Source data >>
● ● ● ● ● ● ●

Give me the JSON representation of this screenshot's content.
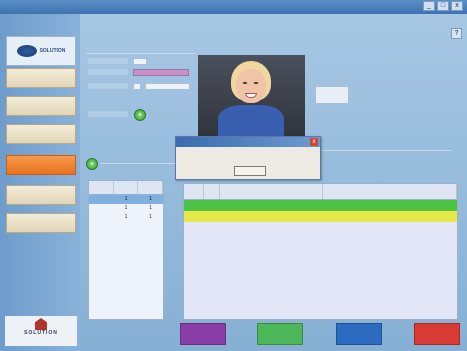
{
  "window": {
    "title": "",
    "controls": [
      "_",
      "□",
      "x"
    ],
    "help_label": "?"
  },
  "sidebar": {
    "logo_text": "SOLUTION",
    "items": [
      {
        "label": ""
      },
      {
        "label": ""
      },
      {
        "label": ""
      },
      {
        "label": ""
      },
      {
        "label": ""
      },
      {
        "label": ""
      }
    ],
    "footer_logo": {
      "name": "SOLUTION",
      "tagline": ""
    }
  },
  "form": {
    "section1_title": "",
    "section2_title": ""
  },
  "dialog": {
    "message": "",
    "ok_label": ""
  },
  "small_grid": {
    "headers": [
      "",
      "",
      ""
    ],
    "rows": [
      [
        "",
        "1",
        "1"
      ],
      [
        "",
        "1",
        "1"
      ],
      [
        "",
        "1",
        "1"
      ]
    ]
  },
  "main_grid": {
    "headers": [
      "",
      "",
      "",
      ""
    ],
    "rows": [
      {
        "cells": [
          "",
          "",
          "",
          ""
        ],
        "color": "green"
      },
      {
        "cells": [
          "",
          "",
          "",
          ""
        ],
        "color": "yellow"
      }
    ]
  },
  "bottom_buttons": [
    {
      "label": "",
      "color": "#8a3fa8"
    },
    {
      "label": "",
      "color": "#4cb85a"
    },
    {
      "label": "",
      "color": "#2b6cc0"
    },
    {
      "label": "",
      "color": "#d83a34"
    }
  ],
  "colors": {
    "active_item": "#e8721f",
    "green_row": "#4cc244",
    "yellow_row": "#e6e84a"
  }
}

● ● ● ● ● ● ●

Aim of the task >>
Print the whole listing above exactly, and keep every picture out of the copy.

Your solution >>
Give me the JSON representation of this screenshot's content.
{
  "window": {
    "title": "",
    "controls": [
      "_",
      "□",
      "x"
    ],
    "help_label": "?"
  },
  "sidebar": {
    "logo_text": "SOLUTION",
    "items": [
      {
        "label": ""
      },
      {
        "label": ""
      },
      {
        "label": ""
      },
      {
        "label": ""
      },
      {
        "label": ""
      },
      {
        "label": ""
      }
    ],
    "footer_logo": {
      "name": "SOLUTION",
      "tagline": ""
    }
  },
  "form": {
    "section1_title": "",
    "section2_title": ""
  },
  "dialog": {
    "message": "",
    "ok_label": ""
  },
  "small_grid": {
    "headers": [
      "",
      "",
      ""
    ],
    "rows": [
      [
        "",
        "1",
        "1"
      ],
      [
        "",
        "1",
        "1"
      ],
      [
        "",
        "1",
        "1"
      ]
    ]
  },
  "main_grid": {
    "headers": [
      "",
      "",
      "",
      ""
    ],
    "rows": [
      {
        "cells": [
          "",
          "",
          "",
          ""
        ],
        "color": "green"
      },
      {
        "cells": [
          "",
          "",
          "",
          ""
        ],
        "color": "yellow"
      }
    ]
  },
  "bottom_buttons": [
    {
      "label": "",
      "color": "#8a3fa8"
    },
    {
      "label": "",
      "color": "#4cb85a"
    },
    {
      "label": "",
      "color": "#2b6cc0"
    },
    {
      "label": "",
      "color": "#d83a34"
    }
  ],
  "colors": {
    "active_item": "#e8721f",
    "green_row": "#4cc244",
    "yellow_row": "#e6e84a"
  }
}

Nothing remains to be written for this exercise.